Either way, at this point with Windows Forms it gets a bit trickier because the callback that you'll get is going to happen on another thread and UI controls have thread affinity which means you can't touch them from that other thread. This leads into the whole Control.Invoke pattern for making sure that what you do happens on the UI thread but it complicates programming quite a bit. The documentation for that is over here.

However, something that you don't see flagged very often is the possibility of completing your asynchronous work on the Application Idle loop rather than allowing another thread to wander into your Windows Forms code and then trying to deal with it by Control.Invoke

I wrote this little class to manage a list of work that needs to be completed and execute the callbacks on the Idle loop of the Windows Forms application. This means that callbacks would occur on your main thread rather than some other thread and hence, no need for locking or Control.Invoke. Here's the class (didn't spend a long time on this so it might not be exactly right so beware of that);

public class AsyncIdleQueue

  private AsyncIdleQueue()

  {

  }

  private class QueuedDetails

  {

    public QueuedDetails(IAsyncResult result, AsyncCallback callback)

    {

      _result = result;

      _callback = callback;

    }

    public bool InvokeIfComplete()

    {

      bool done = _result.IsCompleted;

 

      if (done)

      {

        _callback(_result);

      }

      return(done);

    }

    private IAsyncResult _result;

    private AsyncCallback _callback;

  }

  static AsyncIdleQueue()

  {

    Application.Idle += new EventHandler(OnApplicationIdle);

  }

  public static void AddEntry(IAsyncResult result, AsyncCallback callback)

  {

    Entries.Add(new QueuedDetails(result, callback));

  }

  private static ArrayList Entries

  {

    get

    {

      if (_entries == null)

      {

        _entries = new ArrayList();

      }

      return(_entries);

    }

  }

  private static void OnApplicationIdle(object sender, EventArgs e)

  {

    for (int i = 0; i < Entries.Count; ++i)

    {

      QueuedDetails d = (QueuedDetails)Entries[i];

 

      if (d.InvokeIfComplete())

      {

        Entries.Remove(d);

        --i;

      }

    }

  }

  private static ArrayList _entries;

}

I can make use of this with code such as;

FileStream fs = new FileStream(d.FileName, FileMode.Open, FileAccess.Read);

 

byte[] array = new byte[fs.Length];

 

IAsyncResult r = fs.BeginRead(array, 0, array.Length, null,

          new object[] { fs, array} );

 

AsyncIdleQueue.AddEntry(r, new AsyncCallback(OnReadComplete));

Note that here we don't supply a callback directly to the BeginRead operation, we instead supply one when we call AddEntry on the AsyncIdleQueue and when we get called back we can do something like;

private void OnReadComplete(IAsyncResult result)

{

  object[] state = (object[])result.AsyncState;

 

  FileStream fs = (FileStream)state[0];

  byte[] array = (byte[])state[1];

 

  fs.EndRead(result);

 

}

to complete our asynchronous operation.
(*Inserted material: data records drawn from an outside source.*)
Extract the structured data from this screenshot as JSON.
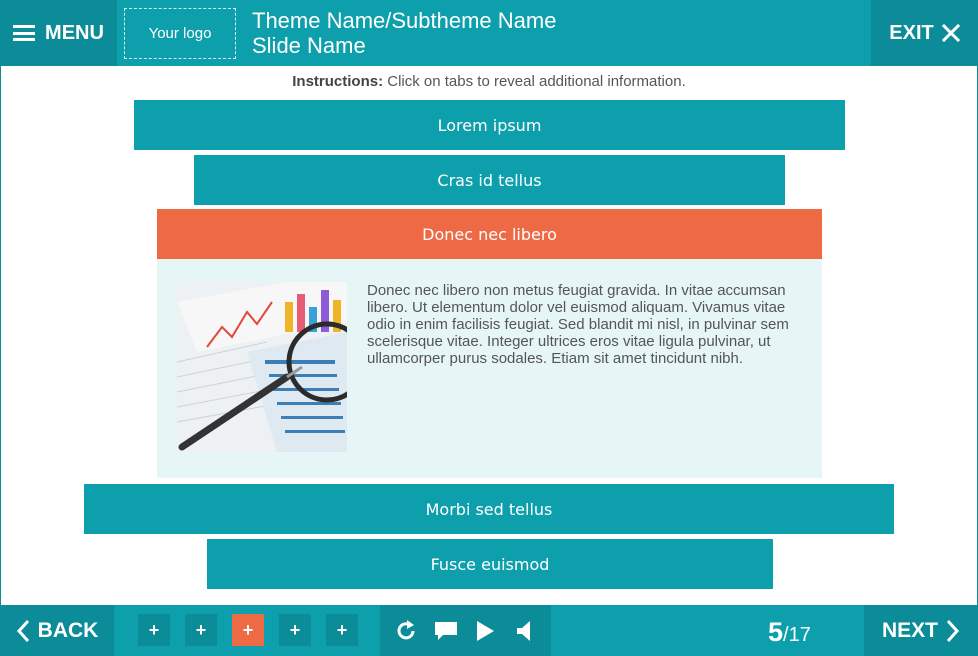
{
  "header": {
    "menu_label": "MENU",
    "logo_text": "Your logo",
    "title": "Theme Name/Subtheme Name",
    "subtitle": "Slide Name",
    "exit_label": "EXIT"
  },
  "instructions": {
    "prefix": "Instructions:",
    "text": "Click on tabs to reveal additional information."
  },
  "tabs": [
    {
      "label": "Lorem ipsum"
    },
    {
      "label": "Cras id tellus"
    },
    {
      "label": "Donec nec libero"
    },
    {
      "label": "Morbi sed tellus"
    },
    {
      "label": "Fusce euismod"
    }
  ],
  "panel": {
    "text": "Donec nec libero non metus feugiat gravida. In vitae accumsan libero. Ut elementum dolor vel euismod aliquam. Vivamus vitae odio in enim facilisis feugiat. Sed blandit mi nisl, in pulvinar sem scelerisque vitae. Integer ultrices eros vitae ligula pulvinar, ut ullamcorper purus sodales. Etiam sit amet tincidunt nibh."
  },
  "footer": {
    "back_label": "BACK",
    "next_label": "NEXT",
    "pager": [
      "+",
      "+",
      "+",
      "+",
      "+"
    ],
    "current_page": "5",
    "total_pages": "/17",
    "controls": [
      "replay-icon",
      "comment-icon",
      "play-icon",
      "volume-icon"
    ]
  },
  "colors": {
    "teal": "#0e9fad",
    "teal_dark": "#0b8c98",
    "accent": "#ee6a45",
    "panel_bg": "#e6f6f6"
  }
}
In doing that we haven't directly been involved with any threading issues whatsoever and there's no need to call Control.Invoke or anything like that.

Just a thought!


Posted Wed, Mar 2 2005 1:31 AM by mtaulty